1. Attempt to agree to the value of your small business and the value of the other assets in mediation. This can be a successful and cost-effective way to settle this issue. While mediators are not to give legal advice, they can guide parties to solutions. Mediators can also introduce parties to a forensic accountant who can assist. It is helpful if the mediator understands business valuation in the context of a divorce, most don’t. If you select the mediation model, inquire in a detailed manner about the mediator’s experience with divorces involving businesses.

2. Retain a lawyer with a relatively low hourly rate as a ‘consultant,’ not to actually represent you in the divorce. This will result in a lower retainer or possibly an arrangement where you pay by the hour, and you pay as the time is spent. You need to find a lawyer who has experience with businesses in the context of an Orange County divorce and someone who is willing to introduce you to one of the newer and lower cost forensic accountants who is also willing to ‘consult’ with you on the ‘big picture’ value of your business as opposed to preparing a full valuation report. The objective of these meetings would be to give you a range of values to work with in negotiating the business value with your spouse.

3. The last option, which is not advisable, is to meet with an Orange County divorce attorney and an accountant in an attempt to understand the issues well enough to testify in court as to the value of your business. The internet has countless articles on the valuation of businesses in California divorces that can help with this project. Even though your case is an Orange County divorce, the same valuation rules and principles apply in Orange County as apply throughout the state. The California Evidence code specifically allows an owner of an asset to testify as to its value. One of the judge’s key issues will be whether your opinion is well founded– is there a good foundation for your value. The objective of the meetings with a lawyer and an accountant and the self-study would be, to present to the court your logic and the backup for your opinion of value. The judge will want you to explain exactly why you arrived at your valuation and will ask exactly what you did in arriving at your opinion of value. In other words the judge will ask about the basis of your opinion, who you spoke with, what you read, etc. If you choose to go down this rather challenging path, you should also consider meeting with the no cost, Orange County Superior Court’s Facilitator’s Office to allow them to help with the preparation of the many required court forms and to answer basic questions. While you are at the courthouse, if a judge has been assigned to your case, consider watching several of the judge’s hearings.

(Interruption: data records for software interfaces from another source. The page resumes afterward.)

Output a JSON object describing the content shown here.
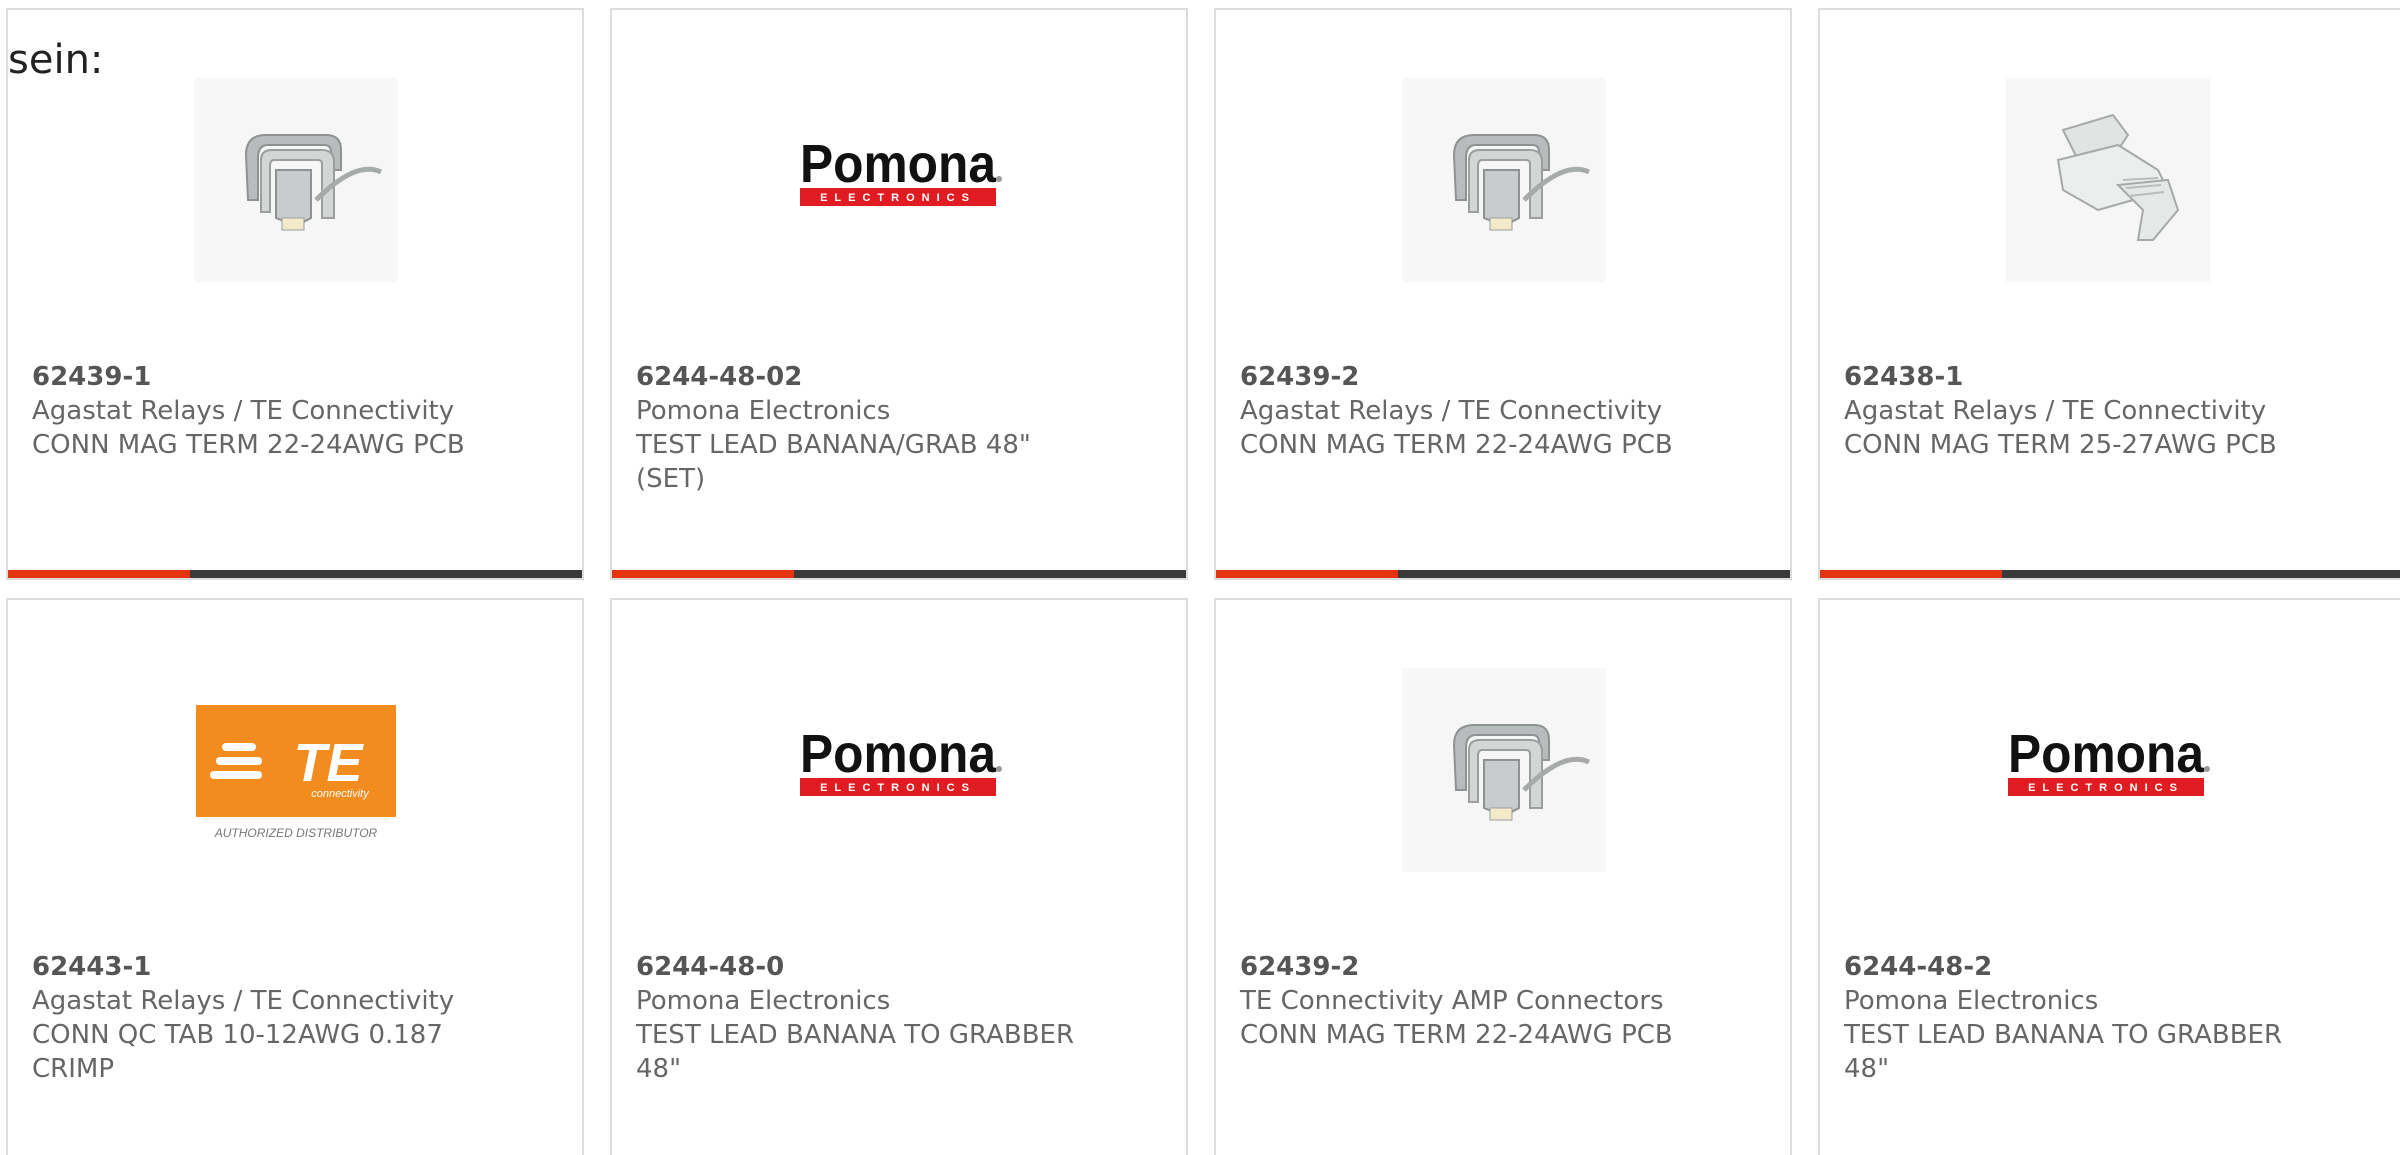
{
  "heading": "sein:",
  "colors": {
    "accent": "#e63312",
    "bar": "#3a3a3a",
    "pomona_red": "#e11b22",
    "te_orange": "#f28c1e"
  },
  "products": [
    {
      "part_number": "62439-1",
      "manufacturer": "Agastat Relays / TE Connectivity",
      "description": "CONN MAG TERM 22-24AWG PCB",
      "image": "clip-terminal-icon"
    },
    {
      "part_number": "6244-48-02",
      "manufacturer": "Pomona Electronics",
      "description": "TEST LEAD BANANA/GRAB 48\" (SET)",
      "image": "pomona-logo"
    },
    {
      "part_number": "62439-2",
      "manufacturer": "Agastat Relays / TE Connectivity",
      "description": "CONN MAG TERM 22-24AWG PCB",
      "image": "clip-terminal-icon"
    },
    {
      "part_number": "62438-1",
      "manufacturer": "Agastat Relays / TE Connectivity",
      "description": "CONN MAG TERM 25-27AWG PCB",
      "image": "clip-terminal-icon"
    },
    {
      "part_number": "62443-1",
      "manufacturer": "Agastat Relays / TE Connectivity",
      "description": "CONN QC TAB 10-12AWG 0.187 CRIMP",
      "image": "te-connectivity-logo"
    },
    {
      "part_number": "6244-48-0",
      "manufacturer": "Pomona Electronics",
      "description": "TEST LEAD BANANA TO GRABBER 48\"",
      "image": "pomona-logo"
    },
    {
      "part_number": "62439-2",
      "manufacturer": "TE Connectivity AMP Connectors",
      "description": "CONN MAG TERM 22-24AWG PCB",
      "image": "clip-terminal-icon"
    },
    {
      "part_number": "6244-48-2",
      "manufacturer": "Pomona Electronics",
      "description": "TEST LEAD BANANA TO GRABBER 48\"",
      "image": "pomona-logo"
    }
  ],
  "logos": {
    "pomona_main": "Pomona",
    "pomona_dot": ".",
    "pomona_sub": "ELECTRONICS",
    "te_main": "TE",
    "te_sub": "connectivity",
    "te_caption": "AUTHORIZED DISTRIBUTOR"
  }
}
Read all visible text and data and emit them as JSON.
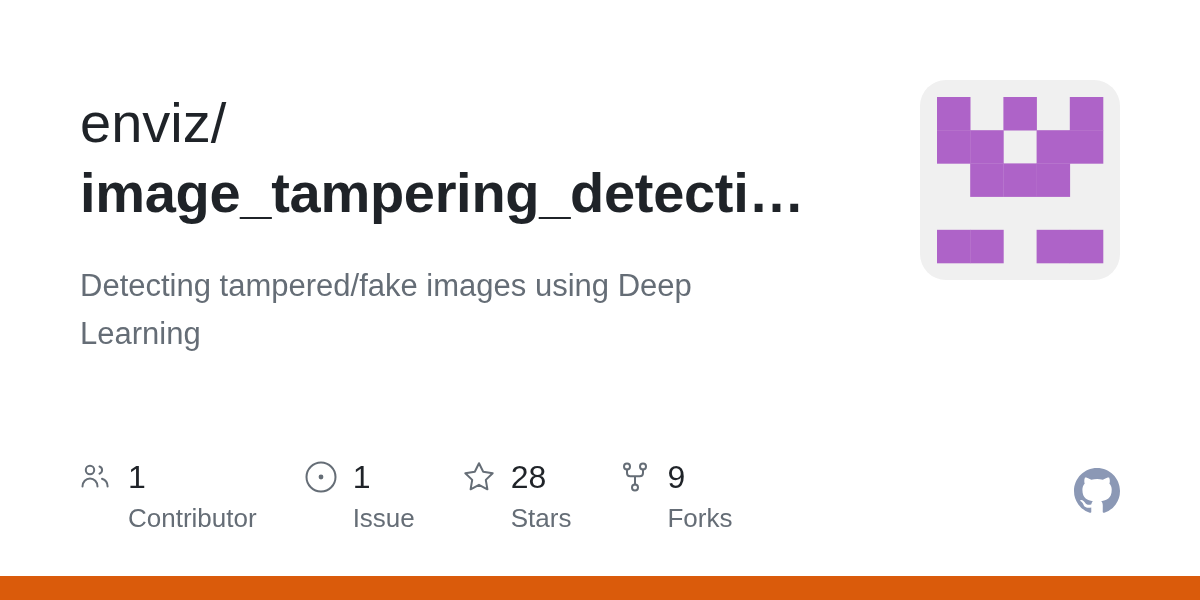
{
  "repository": {
    "owner": "enviz/",
    "name": "image_tampering_detecti…",
    "description": "Detecting tampered/fake images using Deep Learning"
  },
  "stats": [
    {
      "kind": "contributors",
      "count": "1",
      "label": "Contributor"
    },
    {
      "kind": "issues",
      "count": "1",
      "label": "Issue"
    },
    {
      "kind": "stars",
      "count": "28",
      "label": "Stars"
    },
    {
      "kind": "forks",
      "count": "9",
      "label": "Forks"
    }
  ],
  "language_bar": [
    {
      "color": "#da5b0b",
      "level": 1
    }
  ]
}
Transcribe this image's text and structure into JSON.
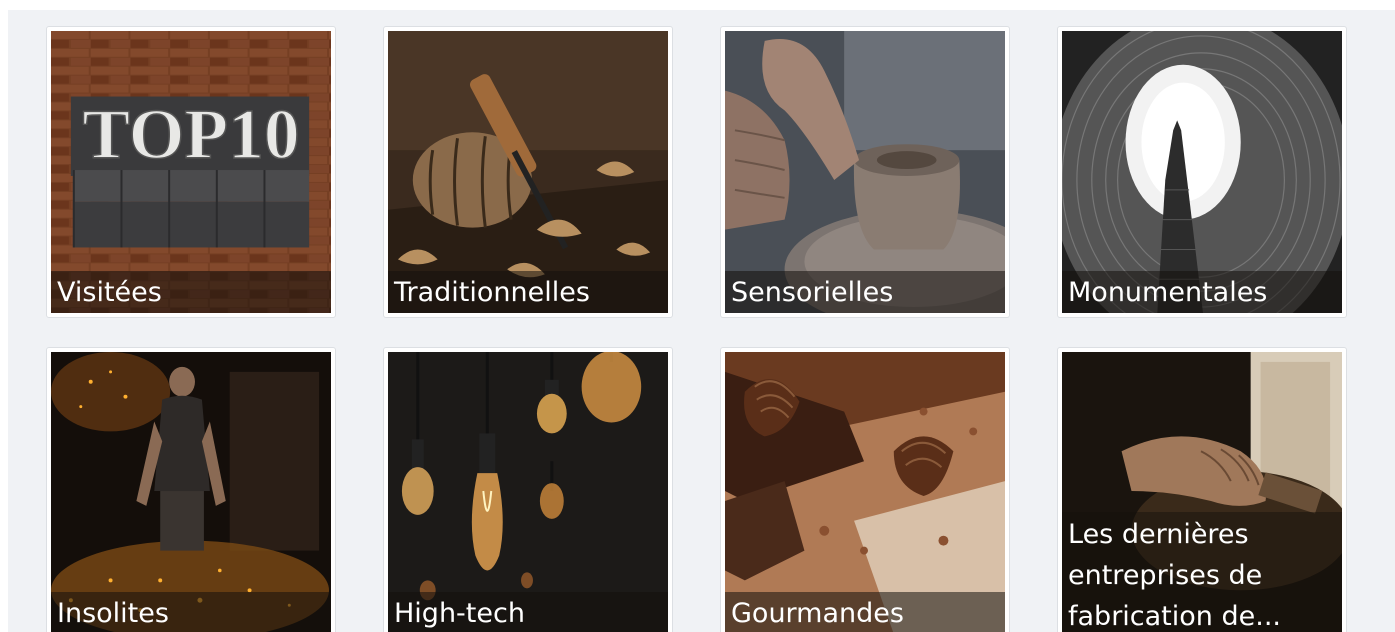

Divorce involving a small business requires careful navigation and thought. By understanding the court’s approach to asset division, recognizing the unique challenges of valuing a small business, and exploring strategic solutions, you can safeguard your financial interests during this difficult time. Whether through mediation or consultation with specialists, taking proactive steps can help manage the risks and complexities of divorce and business ownership in an Orange County divorce.